▶ **Work order**
Reproduce all of the data exactly.
Top of Dataset records
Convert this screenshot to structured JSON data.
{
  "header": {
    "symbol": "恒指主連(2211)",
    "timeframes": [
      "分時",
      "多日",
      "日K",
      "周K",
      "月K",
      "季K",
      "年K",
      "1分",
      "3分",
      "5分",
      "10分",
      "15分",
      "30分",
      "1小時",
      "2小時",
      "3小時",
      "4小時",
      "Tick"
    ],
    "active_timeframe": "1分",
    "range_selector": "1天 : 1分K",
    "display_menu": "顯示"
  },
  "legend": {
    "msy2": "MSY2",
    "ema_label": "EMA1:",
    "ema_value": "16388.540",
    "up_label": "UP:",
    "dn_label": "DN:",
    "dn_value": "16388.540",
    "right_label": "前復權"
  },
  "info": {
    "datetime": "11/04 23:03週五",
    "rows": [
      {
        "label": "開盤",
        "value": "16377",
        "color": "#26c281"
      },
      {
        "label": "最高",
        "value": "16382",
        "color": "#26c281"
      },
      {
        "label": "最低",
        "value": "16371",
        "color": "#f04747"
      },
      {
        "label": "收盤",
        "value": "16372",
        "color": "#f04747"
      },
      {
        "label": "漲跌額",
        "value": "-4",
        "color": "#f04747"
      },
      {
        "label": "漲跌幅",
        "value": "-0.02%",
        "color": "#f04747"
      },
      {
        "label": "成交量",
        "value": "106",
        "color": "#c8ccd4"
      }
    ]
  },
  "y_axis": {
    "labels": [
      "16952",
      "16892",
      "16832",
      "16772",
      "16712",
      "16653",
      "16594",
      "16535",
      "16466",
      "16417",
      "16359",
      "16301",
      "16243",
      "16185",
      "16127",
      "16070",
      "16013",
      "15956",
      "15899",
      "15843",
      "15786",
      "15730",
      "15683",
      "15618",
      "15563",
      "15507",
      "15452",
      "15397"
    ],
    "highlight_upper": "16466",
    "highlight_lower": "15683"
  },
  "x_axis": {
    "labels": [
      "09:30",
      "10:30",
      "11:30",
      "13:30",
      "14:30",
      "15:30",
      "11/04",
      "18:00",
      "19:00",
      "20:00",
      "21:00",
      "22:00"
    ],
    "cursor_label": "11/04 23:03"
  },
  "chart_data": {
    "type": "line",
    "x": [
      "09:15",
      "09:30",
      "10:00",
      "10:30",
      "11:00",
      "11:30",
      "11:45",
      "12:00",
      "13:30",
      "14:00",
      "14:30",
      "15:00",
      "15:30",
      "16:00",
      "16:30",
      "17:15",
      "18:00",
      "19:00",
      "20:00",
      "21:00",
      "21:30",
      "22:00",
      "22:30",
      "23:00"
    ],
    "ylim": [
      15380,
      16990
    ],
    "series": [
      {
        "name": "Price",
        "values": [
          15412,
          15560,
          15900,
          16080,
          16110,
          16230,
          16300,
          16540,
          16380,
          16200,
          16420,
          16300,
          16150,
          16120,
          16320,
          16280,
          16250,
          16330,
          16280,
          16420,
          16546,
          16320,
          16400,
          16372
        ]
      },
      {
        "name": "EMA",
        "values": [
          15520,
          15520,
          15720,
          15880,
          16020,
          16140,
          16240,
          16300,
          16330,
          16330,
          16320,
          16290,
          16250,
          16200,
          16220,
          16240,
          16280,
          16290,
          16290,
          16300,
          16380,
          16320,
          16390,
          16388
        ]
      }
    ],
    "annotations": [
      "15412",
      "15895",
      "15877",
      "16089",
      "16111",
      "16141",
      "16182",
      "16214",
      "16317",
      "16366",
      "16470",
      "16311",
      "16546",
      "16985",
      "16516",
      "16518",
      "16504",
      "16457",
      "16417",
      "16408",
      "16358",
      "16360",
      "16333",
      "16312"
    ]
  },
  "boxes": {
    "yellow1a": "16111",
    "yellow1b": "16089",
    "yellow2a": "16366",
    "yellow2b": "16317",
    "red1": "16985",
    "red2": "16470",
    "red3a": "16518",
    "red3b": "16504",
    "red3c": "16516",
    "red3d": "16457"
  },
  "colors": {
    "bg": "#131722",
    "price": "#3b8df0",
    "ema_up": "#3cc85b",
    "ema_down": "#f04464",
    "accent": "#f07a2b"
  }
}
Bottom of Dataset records
▶ **Solution to this problem**
Convert this screenshot to structured JSON data.
{
  "header": {
    "symbol": "恒指主連(2211)",
    "timeframes": [
      "分時",
      "多日",
      "日K",
      "周K",
      "月K",
      "季K",
      "年K",
      "1分",
      "3分",
      "5分",
      "10分",
      "15分",
      "30分",
      "1小時",
      "2小時",
      "3小時",
      "4小時",
      "Tick"
    ],
    "active_timeframe": "1分",
    "range_selector": "1天 : 1分K",
    "display_menu": "顯示"
  },
  "legend": {
    "msy2": "MSY2",
    "ema_label": "EMA1:",
    "ema_value": "16388.540",
    "up_label": "UP:",
    "dn_label": "DN:",
    "dn_value": "16388.540",
    "right_label": "前復權"
  },
  "info": {
    "datetime": "11/04 23:03週五",
    "rows": [
      {
        "label": "開盤",
        "value": "16377",
        "color": "#26c281"
      },
      {
        "label": "最高",
        "value": "16382",
        "color": "#26c281"
      },
      {
        "label": "最低",
        "value": "16371",
        "color": "#f04747"
      },
      {
        "label": "收盤",
        "value": "16372",
        "color": "#f04747"
      },
      {
        "label": "漲跌額",
        "value": "-4",
        "color": "#f04747"
      },
      {
        "label": "漲跌幅",
        "value": "-0.02%",
        "color": "#f04747"
      },
      {
        "label": "成交量",
        "value": "106",
        "color": "#c8ccd4"
      }
    ]
  },
  "y_axis": {
    "labels": [
      "16952",
      "16892",
      "16832",
      "16772",
      "16712",
      "16653",
      "16594",
      "16535",
      "16466",
      "16417",
      "16359",
      "16301",
      "16243",
      "16185",
      "16127",
      "16070",
      "16013",
      "15956",
      "15899",
      "15843",
      "15786",
      "15730",
      "15683",
      "15618",
      "15563",
      "15507",
      "15452",
      "15397"
    ],
    "highlight_upper": "16466",
    "highlight_lower": "15683"
  },
  "x_axis": {
    "labels": [
      "09:30",
      "10:30",
      "11:30",
      "13:30",
      "14:30",
      "15:30",
      "11/04",
      "18:00",
      "19:00",
      "20:00",
      "21:00",
      "22:00"
    ],
    "cursor_label": "11/04 23:03"
  },
  "chart_data": {
    "type": "line",
    "x": [
      "09:15",
      "09:30",
      "10:00",
      "10:30",
      "11:00",
      "11:30",
      "11:45",
      "12:00",
      "13:30",
      "14:00",
      "14:30",
      "15:00",
      "15:30",
      "16:00",
      "16:30",
      "17:15",
      "18:00",
      "19:00",
      "20:00",
      "21:00",
      "21:30",
      "22:00",
      "22:30",
      "23:00"
    ],
    "ylim": [
      15380,
      16990
    ],
    "series": [
      {
        "name": "Price",
        "values": [
          15412,
          15560,
          15900,
          16080,
          16110,
          16230,
          16300,
          16540,
          16380,
          16200,
          16420,
          16300,
          16150,
          16120,
          16320,
          16280,
          16250,
          16330,
          16280,
          16420,
          16546,
          16320,
          16400,
          16372
        ]
      },
      {
        "name": "EMA",
        "values": [
          15520,
          15520,
          15720,
          15880,
          16020,
          16140,
          16240,
          16300,
          16330,
          16330,
          16320,
          16290,
          16250,
          16200,
          16220,
          16240,
          16280,
          16290,
          16290,
          16300,
          16380,
          16320,
          16390,
          16388
        ]
      }
    ],
    "annotations": [
      "15412",
      "15895",
      "15877",
      "16089",
      "16111",
      "16141",
      "16182",
      "16214",
      "16317",
      "16366",
      "16470",
      "16311",
      "16546",
      "16985",
      "16516",
      "16518",
      "16504",
      "16457",
      "16417",
      "16408",
      "16358",
      "16360",
      "16333",
      "16312"
    ]
  },
  "boxes": {
    "yellow1a": "16111",
    "yellow1b": "16089",
    "yellow2a": "16366",
    "yellow2b": "16317",
    "red1": "16985",
    "red2": "16470",
    "red3a": "16518",
    "red3b": "16504",
    "red3c": "16516",
    "red3d": "16457"
  },
  "colors": {
    "bg": "#131722",
    "price": "#3b8df0",
    "ema_up": "#3cc85b",
    "ema_down": "#f04464",
    "accent": "#f07a2b"
  }
}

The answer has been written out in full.